-- Source records follows --

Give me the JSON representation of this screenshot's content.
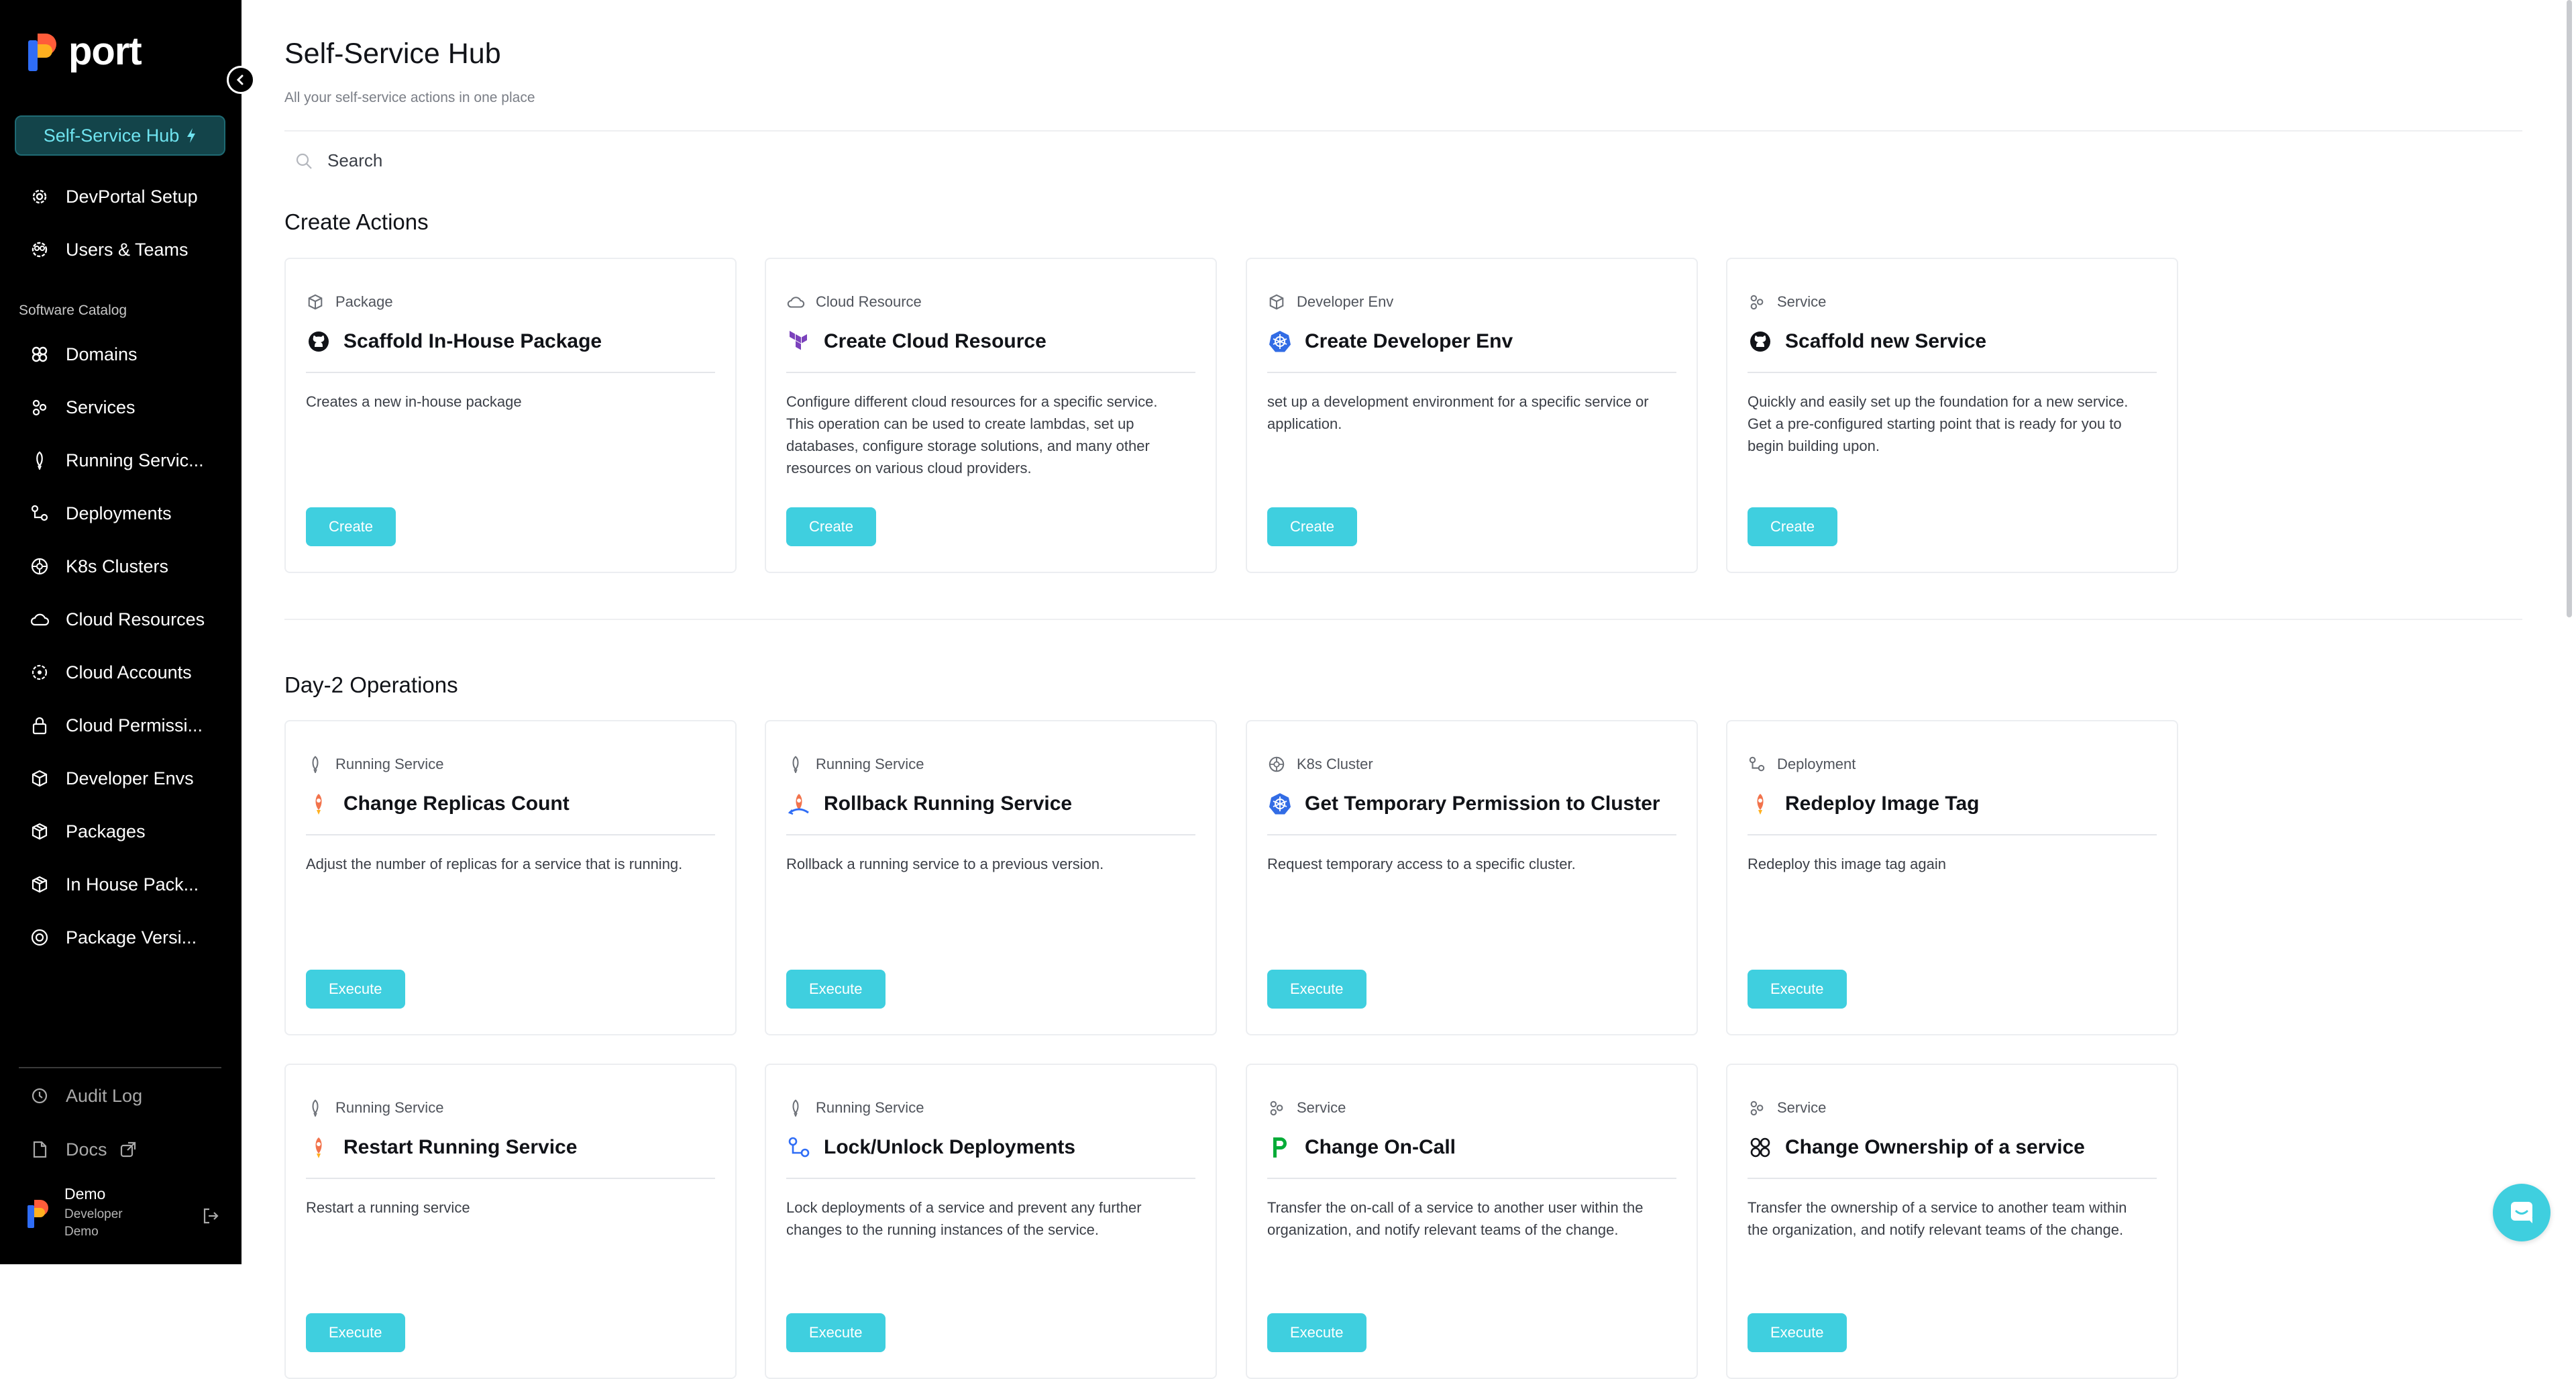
{
  "app": {
    "logo_text": "port"
  },
  "sidebar": {
    "active": {
      "label": "Self-Service Hub"
    },
    "top_items": [
      {
        "label": "DevPortal Setup",
        "icon": "gear-icon"
      },
      {
        "label": "Users & Teams",
        "icon": "users-gear-icon"
      }
    ],
    "section_label": "Software Catalog",
    "catalog_items": [
      {
        "label": "Domains",
        "icon": "domains-icon"
      },
      {
        "label": "Services",
        "icon": "services-icon"
      },
      {
        "label": "Running Servic...",
        "icon": "rocket-icon"
      },
      {
        "label": "Deployments",
        "icon": "deployments-icon"
      },
      {
        "label": "K8s Clusters",
        "icon": "helm-icon"
      },
      {
        "label": "Cloud Resources",
        "icon": "cloud-icon"
      },
      {
        "label": "Cloud Accounts",
        "icon": "cloud-account-icon"
      },
      {
        "label": "Cloud Permissi...",
        "icon": "lock-icon"
      },
      {
        "label": "Developer Envs",
        "icon": "cube-icon"
      },
      {
        "label": "Packages",
        "icon": "package-icon"
      },
      {
        "label": "In House Pack...",
        "icon": "package-icon"
      },
      {
        "label": "Package Versi...",
        "icon": "versions-icon"
      }
    ],
    "bottom_items": [
      {
        "label": "Audit Log",
        "icon": "history-icon"
      },
      {
        "label": "Docs",
        "icon": "docs-icon"
      }
    ],
    "user": {
      "name": "Demo",
      "role": "Developer",
      "org": "Demo"
    }
  },
  "page": {
    "title": "Self-Service Hub",
    "subtitle": "All your self-service actions in one place",
    "search_placeholder": "Search"
  },
  "sections": [
    {
      "title": "Create Actions",
      "cards": [
        {
          "blueprint": "Package",
          "title": "Scaffold In-House Package",
          "description": "Creates a new in-house package",
          "button": "Create"
        },
        {
          "blueprint": "Cloud Resource",
          "title": "Create Cloud Resource",
          "description": "Configure different cloud resources for a specific service. This operation can be used to create lambdas, set up databases, configure storage solutions, and many other resources on various cloud providers.",
          "button": "Create"
        },
        {
          "blueprint": "Developer Env",
          "title": "Create Developer Env",
          "description": "set up a development environment for a specific service or application.",
          "button": "Create"
        },
        {
          "blueprint": "Service",
          "title": "Scaffold new Service",
          "description": "Quickly and easily set up the foundation for a new service. Get a pre-configured starting point that is ready for you to begin building upon.",
          "button": "Create"
        }
      ]
    },
    {
      "title": "Day-2 Operations",
      "cards": [
        {
          "blueprint": "Running Service",
          "title": "Change Replicas Count",
          "description": "Adjust the number of replicas for a service that is running.",
          "button": "Execute"
        },
        {
          "blueprint": "Running Service",
          "title": "Rollback Running Service",
          "description": "Rollback a running service to a previous version.",
          "button": "Execute"
        },
        {
          "blueprint": "K8s Cluster",
          "title": "Get Temporary Permission to Cluster",
          "description": "Request temporary access to a specific cluster.",
          "button": "Execute"
        },
        {
          "blueprint": "Deployment",
          "title": "Redeploy Image Tag",
          "description": "Redeploy this image tag again",
          "button": "Execute"
        },
        {
          "blueprint": "Running Service",
          "title": "Restart Running Service",
          "description": "Restart a running service",
          "button": "Execute"
        },
        {
          "blueprint": "Running Service",
          "title": "Lock/Unlock Deployments",
          "description": "Lock deployments of a service and prevent any further changes to the running instances of the service.",
          "button": "Execute"
        },
        {
          "blueprint": "Service",
          "title": "Change On-Call",
          "description": "Transfer the on-call of a service to another user within the organization, and notify relevant teams of the change.",
          "button": "Execute"
        },
        {
          "blueprint": "Service",
          "title": "Change Ownership of a service",
          "description": "Transfer the ownership of a service to another team within the organization, and notify relevant teams of the change.",
          "button": "Execute"
        }
      ]
    }
  ],
  "colors": {
    "accent": "#3fcfdf",
    "sidebar_bg": "#000000",
    "hub_text": "#6fe3ef"
  }
}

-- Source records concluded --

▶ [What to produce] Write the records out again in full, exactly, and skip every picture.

▶ [Exercise result]
Give me the JSON representation of this screenshot's content.
{
  "app": {
    "logo_text": "port"
  },
  "sidebar": {
    "active": {
      "label": "Self-Service Hub"
    },
    "top_items": [
      {
        "label": "DevPortal Setup",
        "icon": "gear-icon"
      },
      {
        "label": "Users & Teams",
        "icon": "users-gear-icon"
      }
    ],
    "section_label": "Software Catalog",
    "catalog_items": [
      {
        "label": "Domains",
        "icon": "domains-icon"
      },
      {
        "label": "Services",
        "icon": "services-icon"
      },
      {
        "label": "Running Servic...",
        "icon": "rocket-icon"
      },
      {
        "label": "Deployments",
        "icon": "deployments-icon"
      },
      {
        "label": "K8s Clusters",
        "icon": "helm-icon"
      },
      {
        "label": "Cloud Resources",
        "icon": "cloud-icon"
      },
      {
        "label": "Cloud Accounts",
        "icon": "cloud-account-icon"
      },
      {
        "label": "Cloud Permissi...",
        "icon": "lock-icon"
      },
      {
        "label": "Developer Envs",
        "icon": "cube-icon"
      },
      {
        "label": "Packages",
        "icon": "package-icon"
      },
      {
        "label": "In House Pack...",
        "icon": "package-icon"
      },
      {
        "label": "Package Versi...",
        "icon": "versions-icon"
      }
    ],
    "bottom_items": [
      {
        "label": "Audit Log",
        "icon": "history-icon"
      },
      {
        "label": "Docs",
        "icon": "docs-icon"
      }
    ],
    "user": {
      "name": "Demo",
      "role": "Developer",
      "org": "Demo"
    }
  },
  "page": {
    "title": "Self-Service Hub",
    "subtitle": "All your self-service actions in one place",
    "search_placeholder": "Search"
  },
  "sections": [
    {
      "title": "Create Actions",
      "cards": [
        {
          "blueprint": "Package",
          "title": "Scaffold In-House Package",
          "description": "Creates a new in-house package",
          "button": "Create"
        },
        {
          "blueprint": "Cloud Resource",
          "title": "Create Cloud Resource",
          "description": "Configure different cloud resources for a specific service. This operation can be used to create lambdas, set up databases, configure storage solutions, and many other resources on various cloud providers.",
          "button": "Create"
        },
        {
          "blueprint": "Developer Env",
          "title": "Create Developer Env",
          "description": "set up a development environment for a specific service or application.",
          "button": "Create"
        },
        {
          "blueprint": "Service",
          "title": "Scaffold new Service",
          "description": "Quickly and easily set up the foundation for a new service. Get a pre-configured starting point that is ready for you to begin building upon.",
          "button": "Create"
        }
      ]
    },
    {
      "title": "Day-2 Operations",
      "cards": [
        {
          "blueprint": "Running Service",
          "title": "Change Replicas Count",
          "description": "Adjust the number of replicas for a service that is running.",
          "button": "Execute"
        },
        {
          "blueprint": "Running Service",
          "title": "Rollback Running Service",
          "description": "Rollback a running service to a previous version.",
          "button": "Execute"
        },
        {
          "blueprint": "K8s Cluster",
          "title": "Get Temporary Permission to Cluster",
          "description": "Request temporary access to a specific cluster.",
          "button": "Execute"
        },
        {
          "blueprint": "Deployment",
          "title": "Redeploy Image Tag",
          "description": "Redeploy this image tag again",
          "button": "Execute"
        },
        {
          "blueprint": "Running Service",
          "title": "Restart Running Service",
          "description": "Restart a running service",
          "button": "Execute"
        },
        {
          "blueprint": "Running Service",
          "title": "Lock/Unlock Deployments",
          "description": "Lock deployments of a service and prevent any further changes to the running instances of the service.",
          "button": "Execute"
        },
        {
          "blueprint": "Service",
          "title": "Change On-Call",
          "description": "Transfer the on-call of a service to another user within the organization, and notify relevant teams of the change.",
          "button": "Execute"
        },
        {
          "blueprint": "Service",
          "title": "Change Ownership of a service",
          "description": "Transfer the ownership of a service to another team within the organization, and notify relevant teams of the change.",
          "button": "Execute"
        }
      ]
    }
  ],
  "colors": {
    "accent": "#3fcfdf",
    "sidebar_bg": "#000000",
    "hub_text": "#6fe3ef"
  }
}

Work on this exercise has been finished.